I don’t have any answers, but what I do believe is, at the moment, girls read more than boys and I think girls are encouraged to gravitate more towards the inner life than the outer, but I’m not convinced that boys won’t read books featuring female protagonists. I think we train them not to and it’s such an ingrained habit that we don’t even know we’re doing it. I think part of the problem is that adults just don’t offer boys books about girls, probably with the greatest of intentions. The reasoning being; we need to encourage him to read so let’s give him a story about spies or pirates not that one about a girl who rides dragons. And even those of us who want everyone to read everything do it.
I write YA with a female protagonist and it is marketed for girls, though when I was writing it I didn’t think about who the reader would be, just what the story was. Now I have been delightfully surprised when people have told me their son read it and loved it, because I didn’t think boys would. That fact I am surprised a boy read it shows I am also guilty of putting that boy in a ‘he won’t read that’ box. You see how this mindset is everywhere?
So what do we do? Well we work on changing our own attitudes and try to pass that change on. Yes girls read more than boys, yes at the moment there are a lot of books out there with female protagonists but is that really such a terrible thing? For a long time girls have been reading about boys saving the world, about boys saving them and boys have been reading them as well and absorbing the message that they always have to be the hero, the strong one. Maybe it’s time to show a different point of view, maybe boys will be relieved they can be the side kick for a change with the wit instead of the sword. Give both sexes some credit and let’s see where this takes us.

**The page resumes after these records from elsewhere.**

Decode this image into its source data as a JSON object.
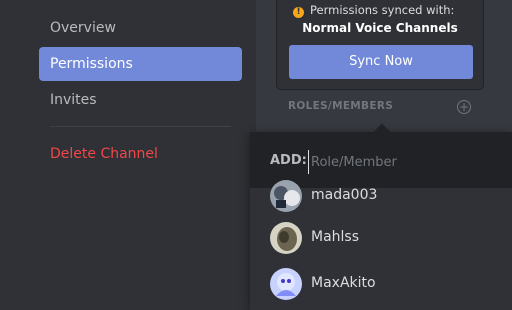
{
  "sidebar": {
    "items": [
      {
        "label": "Overview"
      },
      {
        "label": "Permissions"
      },
      {
        "label": "Invites"
      },
      {
        "label": "Delete Channel"
      }
    ]
  },
  "sync": {
    "message": "Permissions synced with:",
    "channel": "Normal Voice Channels",
    "button_label": "Sync Now"
  },
  "roles": {
    "header": "ROLES/MEMBERS",
    "add_icon": "plus-circle-icon"
  },
  "popup": {
    "add_label": "ADD:",
    "input_placeholder": "Role/Member",
    "members": [
      {
        "name": "mada003"
      },
      {
        "name": "Mahlss"
      },
      {
        "name": "MaxAkito"
      }
    ]
  },
  "colors": {
    "accent": "#7289da",
    "danger": "#f04747",
    "warning": "#faa61a"
  }
}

What’s your favourite YA book with a female lead character, that you’ve read recently or as a child, and why?